A Special Sea Otter Enrichment — Cold, Clammy and Made with Love
Clever, dexterous, active, hungry. Pair these attributes with a sea otter's natural curiosity, and you get a world-class expert at banging things open.
That's why our exhibit sea otter team is constantly designing "enrichments" — sometimes dog toys, sometimes objects made of ice — that present interesting opportunities for interaction so the otters are always active and learning something new.
Ice enrichments are particularly effective because they let otters perform natural behaviors. Offered food items frozen in ice, our exhibit otters pound the frozen treats against rocks and windows in the exhibit to release the goodies inside, just like they crack open shelled prey like clams and oysters in the wild by bashing them against other solid surfaces.

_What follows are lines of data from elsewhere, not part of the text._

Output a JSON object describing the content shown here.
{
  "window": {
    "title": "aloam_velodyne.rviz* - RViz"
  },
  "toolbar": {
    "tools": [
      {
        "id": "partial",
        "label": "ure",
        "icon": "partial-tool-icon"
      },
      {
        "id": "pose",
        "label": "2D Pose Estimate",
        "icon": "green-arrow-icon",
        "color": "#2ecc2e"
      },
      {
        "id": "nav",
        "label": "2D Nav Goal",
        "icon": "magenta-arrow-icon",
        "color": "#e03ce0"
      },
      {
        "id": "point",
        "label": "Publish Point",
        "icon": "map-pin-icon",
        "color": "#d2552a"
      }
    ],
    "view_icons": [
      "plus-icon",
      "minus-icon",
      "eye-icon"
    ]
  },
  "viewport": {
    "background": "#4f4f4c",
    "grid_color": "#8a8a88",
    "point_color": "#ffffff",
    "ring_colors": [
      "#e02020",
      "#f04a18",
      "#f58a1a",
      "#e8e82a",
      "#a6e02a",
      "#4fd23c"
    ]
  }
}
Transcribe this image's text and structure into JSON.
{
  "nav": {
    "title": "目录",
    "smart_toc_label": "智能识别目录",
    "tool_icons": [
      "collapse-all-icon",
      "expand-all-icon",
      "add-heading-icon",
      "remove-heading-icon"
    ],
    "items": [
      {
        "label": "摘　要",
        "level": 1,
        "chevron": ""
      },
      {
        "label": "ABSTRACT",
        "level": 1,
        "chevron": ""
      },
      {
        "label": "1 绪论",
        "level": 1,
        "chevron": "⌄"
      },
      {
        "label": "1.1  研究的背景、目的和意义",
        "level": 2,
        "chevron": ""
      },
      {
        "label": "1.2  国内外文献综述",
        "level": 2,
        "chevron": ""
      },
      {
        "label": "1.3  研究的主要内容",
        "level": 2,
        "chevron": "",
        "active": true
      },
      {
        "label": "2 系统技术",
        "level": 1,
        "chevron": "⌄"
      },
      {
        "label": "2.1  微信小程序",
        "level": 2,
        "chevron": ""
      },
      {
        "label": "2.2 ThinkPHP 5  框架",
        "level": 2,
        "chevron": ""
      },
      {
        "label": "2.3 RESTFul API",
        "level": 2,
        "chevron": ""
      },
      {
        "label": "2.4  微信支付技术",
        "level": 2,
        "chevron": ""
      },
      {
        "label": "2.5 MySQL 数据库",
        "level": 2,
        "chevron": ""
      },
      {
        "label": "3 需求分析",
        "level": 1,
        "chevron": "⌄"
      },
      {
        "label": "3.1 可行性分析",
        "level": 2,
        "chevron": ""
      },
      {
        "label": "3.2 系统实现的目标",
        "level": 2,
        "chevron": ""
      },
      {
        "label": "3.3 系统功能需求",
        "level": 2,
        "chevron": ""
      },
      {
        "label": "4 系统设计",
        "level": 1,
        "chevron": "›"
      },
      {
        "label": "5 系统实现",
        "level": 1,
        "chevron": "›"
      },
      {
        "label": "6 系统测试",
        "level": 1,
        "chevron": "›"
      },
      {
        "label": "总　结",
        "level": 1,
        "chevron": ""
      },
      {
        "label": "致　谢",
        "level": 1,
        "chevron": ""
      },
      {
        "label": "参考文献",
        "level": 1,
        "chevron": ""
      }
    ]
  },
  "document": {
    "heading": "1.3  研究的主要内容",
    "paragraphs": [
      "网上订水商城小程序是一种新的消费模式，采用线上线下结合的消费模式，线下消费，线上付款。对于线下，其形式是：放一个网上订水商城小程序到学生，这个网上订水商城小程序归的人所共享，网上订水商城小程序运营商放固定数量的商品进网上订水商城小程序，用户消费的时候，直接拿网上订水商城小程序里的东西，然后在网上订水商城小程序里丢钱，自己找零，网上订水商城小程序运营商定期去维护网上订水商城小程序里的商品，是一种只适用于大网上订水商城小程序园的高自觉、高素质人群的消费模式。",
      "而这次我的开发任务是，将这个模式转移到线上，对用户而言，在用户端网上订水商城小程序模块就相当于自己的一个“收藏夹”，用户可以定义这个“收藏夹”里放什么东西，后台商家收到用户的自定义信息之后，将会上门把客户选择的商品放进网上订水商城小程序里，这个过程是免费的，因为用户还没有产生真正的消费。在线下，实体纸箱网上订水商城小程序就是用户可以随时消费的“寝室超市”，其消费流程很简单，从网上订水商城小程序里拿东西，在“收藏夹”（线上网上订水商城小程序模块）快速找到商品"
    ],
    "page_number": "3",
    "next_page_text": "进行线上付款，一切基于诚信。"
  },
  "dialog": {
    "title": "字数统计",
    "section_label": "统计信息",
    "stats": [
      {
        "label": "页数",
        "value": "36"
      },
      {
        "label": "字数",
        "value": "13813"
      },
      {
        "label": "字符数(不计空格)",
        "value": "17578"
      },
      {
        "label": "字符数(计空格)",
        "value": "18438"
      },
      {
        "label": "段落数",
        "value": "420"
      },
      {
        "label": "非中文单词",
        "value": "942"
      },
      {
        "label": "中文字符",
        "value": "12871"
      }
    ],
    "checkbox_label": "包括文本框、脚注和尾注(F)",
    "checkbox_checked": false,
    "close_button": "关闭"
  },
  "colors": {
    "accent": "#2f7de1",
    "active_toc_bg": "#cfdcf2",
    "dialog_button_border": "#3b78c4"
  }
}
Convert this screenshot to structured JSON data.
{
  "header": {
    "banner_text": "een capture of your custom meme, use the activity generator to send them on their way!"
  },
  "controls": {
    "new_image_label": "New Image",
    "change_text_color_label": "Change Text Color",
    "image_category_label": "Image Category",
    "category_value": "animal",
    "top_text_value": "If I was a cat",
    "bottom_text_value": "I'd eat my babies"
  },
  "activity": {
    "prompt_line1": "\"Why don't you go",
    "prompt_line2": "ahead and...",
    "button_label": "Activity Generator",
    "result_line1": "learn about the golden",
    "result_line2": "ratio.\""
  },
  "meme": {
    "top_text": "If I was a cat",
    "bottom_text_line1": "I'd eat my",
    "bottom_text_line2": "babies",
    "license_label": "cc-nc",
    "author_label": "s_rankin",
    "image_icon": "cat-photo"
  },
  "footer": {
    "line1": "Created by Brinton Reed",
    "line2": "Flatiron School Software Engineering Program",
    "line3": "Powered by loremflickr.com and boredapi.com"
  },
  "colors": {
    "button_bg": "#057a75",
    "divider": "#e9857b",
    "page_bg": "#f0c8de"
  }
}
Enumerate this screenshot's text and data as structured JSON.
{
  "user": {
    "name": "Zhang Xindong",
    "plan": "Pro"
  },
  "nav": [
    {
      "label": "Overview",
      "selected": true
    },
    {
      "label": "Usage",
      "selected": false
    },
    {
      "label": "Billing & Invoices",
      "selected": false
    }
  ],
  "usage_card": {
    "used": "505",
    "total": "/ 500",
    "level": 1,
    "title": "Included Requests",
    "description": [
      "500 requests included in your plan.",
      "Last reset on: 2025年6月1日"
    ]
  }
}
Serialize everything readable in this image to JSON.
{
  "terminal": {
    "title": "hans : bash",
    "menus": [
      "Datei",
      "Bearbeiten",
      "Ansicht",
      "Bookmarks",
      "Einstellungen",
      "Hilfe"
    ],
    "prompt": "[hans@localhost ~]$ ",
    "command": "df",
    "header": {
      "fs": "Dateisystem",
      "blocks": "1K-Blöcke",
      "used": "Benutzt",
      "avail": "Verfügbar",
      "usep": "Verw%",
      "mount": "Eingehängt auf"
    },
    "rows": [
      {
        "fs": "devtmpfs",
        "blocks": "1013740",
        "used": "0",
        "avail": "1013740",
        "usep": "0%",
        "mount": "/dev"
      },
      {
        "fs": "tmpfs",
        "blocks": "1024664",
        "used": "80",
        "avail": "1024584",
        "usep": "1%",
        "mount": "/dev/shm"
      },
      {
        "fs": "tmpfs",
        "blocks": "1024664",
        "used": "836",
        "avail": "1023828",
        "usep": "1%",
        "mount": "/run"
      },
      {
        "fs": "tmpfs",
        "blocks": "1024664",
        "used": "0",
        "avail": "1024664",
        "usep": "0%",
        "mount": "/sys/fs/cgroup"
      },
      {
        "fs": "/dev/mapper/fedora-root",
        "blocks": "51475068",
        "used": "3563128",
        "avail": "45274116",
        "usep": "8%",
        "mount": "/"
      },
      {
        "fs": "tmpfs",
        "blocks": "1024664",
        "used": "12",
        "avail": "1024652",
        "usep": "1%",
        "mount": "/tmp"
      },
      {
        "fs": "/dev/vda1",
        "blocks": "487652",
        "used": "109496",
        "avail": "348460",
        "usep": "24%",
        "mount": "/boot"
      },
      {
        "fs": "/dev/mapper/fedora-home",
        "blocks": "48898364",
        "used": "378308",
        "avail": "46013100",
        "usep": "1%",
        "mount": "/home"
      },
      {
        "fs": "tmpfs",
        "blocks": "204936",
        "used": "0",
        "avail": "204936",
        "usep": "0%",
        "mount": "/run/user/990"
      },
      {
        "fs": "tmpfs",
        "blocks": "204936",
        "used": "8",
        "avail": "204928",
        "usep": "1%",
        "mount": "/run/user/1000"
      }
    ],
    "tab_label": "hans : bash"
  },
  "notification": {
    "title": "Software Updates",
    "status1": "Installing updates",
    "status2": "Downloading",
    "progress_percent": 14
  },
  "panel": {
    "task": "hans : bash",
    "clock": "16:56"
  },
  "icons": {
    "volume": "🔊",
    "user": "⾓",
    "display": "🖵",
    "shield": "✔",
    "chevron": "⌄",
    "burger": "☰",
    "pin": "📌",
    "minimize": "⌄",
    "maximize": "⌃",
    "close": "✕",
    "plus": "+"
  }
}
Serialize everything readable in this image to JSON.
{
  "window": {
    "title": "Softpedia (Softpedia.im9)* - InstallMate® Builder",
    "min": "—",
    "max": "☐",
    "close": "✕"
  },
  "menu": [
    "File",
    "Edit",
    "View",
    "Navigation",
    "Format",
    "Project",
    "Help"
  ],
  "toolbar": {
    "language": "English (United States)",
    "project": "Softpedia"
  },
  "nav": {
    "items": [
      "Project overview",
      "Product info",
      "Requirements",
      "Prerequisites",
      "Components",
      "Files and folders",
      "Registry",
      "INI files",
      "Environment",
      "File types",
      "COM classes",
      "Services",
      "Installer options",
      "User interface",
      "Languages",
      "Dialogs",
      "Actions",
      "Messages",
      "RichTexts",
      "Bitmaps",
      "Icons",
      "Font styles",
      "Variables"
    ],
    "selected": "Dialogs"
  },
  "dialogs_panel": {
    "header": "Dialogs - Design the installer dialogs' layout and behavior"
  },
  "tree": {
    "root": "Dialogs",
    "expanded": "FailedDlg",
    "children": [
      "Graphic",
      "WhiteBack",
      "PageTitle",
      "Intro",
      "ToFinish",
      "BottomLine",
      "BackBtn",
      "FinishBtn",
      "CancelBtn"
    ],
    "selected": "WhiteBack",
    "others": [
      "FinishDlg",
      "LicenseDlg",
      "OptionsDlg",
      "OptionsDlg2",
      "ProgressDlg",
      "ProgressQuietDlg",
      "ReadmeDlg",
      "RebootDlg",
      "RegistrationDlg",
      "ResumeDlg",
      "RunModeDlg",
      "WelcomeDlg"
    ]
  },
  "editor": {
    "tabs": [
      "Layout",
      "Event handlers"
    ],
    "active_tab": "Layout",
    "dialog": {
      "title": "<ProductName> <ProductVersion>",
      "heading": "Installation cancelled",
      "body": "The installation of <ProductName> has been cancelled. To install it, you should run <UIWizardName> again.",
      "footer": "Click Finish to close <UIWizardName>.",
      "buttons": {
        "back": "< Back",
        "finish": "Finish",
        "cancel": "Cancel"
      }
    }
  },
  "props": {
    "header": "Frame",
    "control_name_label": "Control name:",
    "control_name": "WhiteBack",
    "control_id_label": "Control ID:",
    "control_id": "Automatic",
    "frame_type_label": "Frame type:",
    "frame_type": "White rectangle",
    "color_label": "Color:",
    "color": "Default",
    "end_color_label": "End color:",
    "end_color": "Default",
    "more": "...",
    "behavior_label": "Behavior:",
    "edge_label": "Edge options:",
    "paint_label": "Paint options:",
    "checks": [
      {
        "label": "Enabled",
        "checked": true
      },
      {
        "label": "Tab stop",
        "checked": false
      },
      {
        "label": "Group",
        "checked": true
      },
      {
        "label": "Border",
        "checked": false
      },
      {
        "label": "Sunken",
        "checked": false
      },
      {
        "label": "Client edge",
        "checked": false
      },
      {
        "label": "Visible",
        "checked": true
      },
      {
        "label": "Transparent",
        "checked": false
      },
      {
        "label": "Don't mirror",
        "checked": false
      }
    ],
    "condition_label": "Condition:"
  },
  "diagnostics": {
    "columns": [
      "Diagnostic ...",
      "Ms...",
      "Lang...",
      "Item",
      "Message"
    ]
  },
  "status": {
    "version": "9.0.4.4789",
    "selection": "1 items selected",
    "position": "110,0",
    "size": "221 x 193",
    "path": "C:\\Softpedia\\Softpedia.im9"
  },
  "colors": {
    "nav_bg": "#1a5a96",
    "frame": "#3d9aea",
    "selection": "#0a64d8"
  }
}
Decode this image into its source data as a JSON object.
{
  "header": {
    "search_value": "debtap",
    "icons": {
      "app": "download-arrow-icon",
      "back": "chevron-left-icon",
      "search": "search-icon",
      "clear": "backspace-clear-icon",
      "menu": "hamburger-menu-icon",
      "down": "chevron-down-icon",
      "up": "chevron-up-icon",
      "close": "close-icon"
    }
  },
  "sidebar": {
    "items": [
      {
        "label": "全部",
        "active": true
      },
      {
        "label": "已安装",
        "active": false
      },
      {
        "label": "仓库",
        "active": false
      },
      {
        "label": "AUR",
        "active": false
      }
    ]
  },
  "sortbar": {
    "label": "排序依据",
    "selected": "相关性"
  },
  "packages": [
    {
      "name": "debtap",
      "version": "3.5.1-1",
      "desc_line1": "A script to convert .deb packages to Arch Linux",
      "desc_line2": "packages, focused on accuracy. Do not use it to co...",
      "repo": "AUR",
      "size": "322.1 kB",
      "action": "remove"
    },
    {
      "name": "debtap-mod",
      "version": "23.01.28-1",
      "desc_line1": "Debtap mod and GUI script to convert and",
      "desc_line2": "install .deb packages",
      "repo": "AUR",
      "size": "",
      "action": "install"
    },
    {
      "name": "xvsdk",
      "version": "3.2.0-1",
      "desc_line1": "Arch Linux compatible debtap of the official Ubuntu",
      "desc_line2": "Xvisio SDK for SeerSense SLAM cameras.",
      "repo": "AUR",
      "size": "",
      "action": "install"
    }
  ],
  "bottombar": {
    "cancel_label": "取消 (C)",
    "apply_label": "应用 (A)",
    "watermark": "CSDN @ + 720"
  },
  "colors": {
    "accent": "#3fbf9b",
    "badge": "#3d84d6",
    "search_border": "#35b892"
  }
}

One day this spring, when Senior Sea Otter Aquarist Courtney Ribeiro-French met with our aviculture team, she discovered something amazing.
The bird team had recently purchased a silicone mold to create ice balls the size of a large orange. They were using these for a bird enrichment that would help keep oystercatcher beaks trimmed.
This ice mold inspired a new idea for an epic sea otter enrichment.
It took two months to make 300 ice balls for a sea otter enrichment.
Immediately, Courtney began thinking of ways she could use the molds for sea otters. Soon, a unique and very specific idea began to brew in her mind: What if we filled a kiddie pool full of these huge ice balls and made a ball pit for our sea otters?
These silicone molds were something special — different from what the otter team had used before. They were, Courtney observed, big enough to fit entire pieces of shrimp inside. She decided to mix food-filled balls with others filled with only water or only clam juice so the otters would have to sort through them to find the ones with morsels inside.
She wasted no time in realizing her vision of a sea otter ball pit. There was only one problem — there was only one ice tray and it made only eight balls. This wasn't going to be a quick undertaking.
That's how her project turned into a labor of love. Every day, Courtney found a few extra minutes in her busy schedule to create a ball tray in the Food Room. There were many considerations to keep in mind — the ratio of shrimp balls, clam juice balls and plain ice balls for optimal stimulation, and the selection of animal-safe food dye to keep the color mix coordinated.
Two months and nearly 300 balls later, the big day arrived.
Our sea otters spent hours exploring their first-ever ice ball pit.
Some ice balls were made with clam juice and some had shrimp inside.
The sea otter aquarists set up a castle-shaped kiddie pool in the exhibit and filled it with the colorful balls as the otters waited in a nearby holding area. Soon the otters — one, two, three — popped into the water and made a beeline to the ball pit to investigate.
They sorted and selected the balls. Then, returning to the water, they banged the ice open and ate the treats inside.
They repeated this cycle for about two hours.
Generally speaking, an enrichment is considered successful if the sea otters spend time interacting with the item at all. Usually, otters go through them quickly — about 15 to 20 minutes, max. In this case, the otters interacted with the ball pit for hours, so it was a very successful special enrichment.
What does Courtney think?
"It was really exciting to make this enrichment and watch the otters interact with it for such a long period of time," she says. "I loved making these balls — I'm still making them. I'll definitely use them in other types of enrichments...the ball pit was just one vision."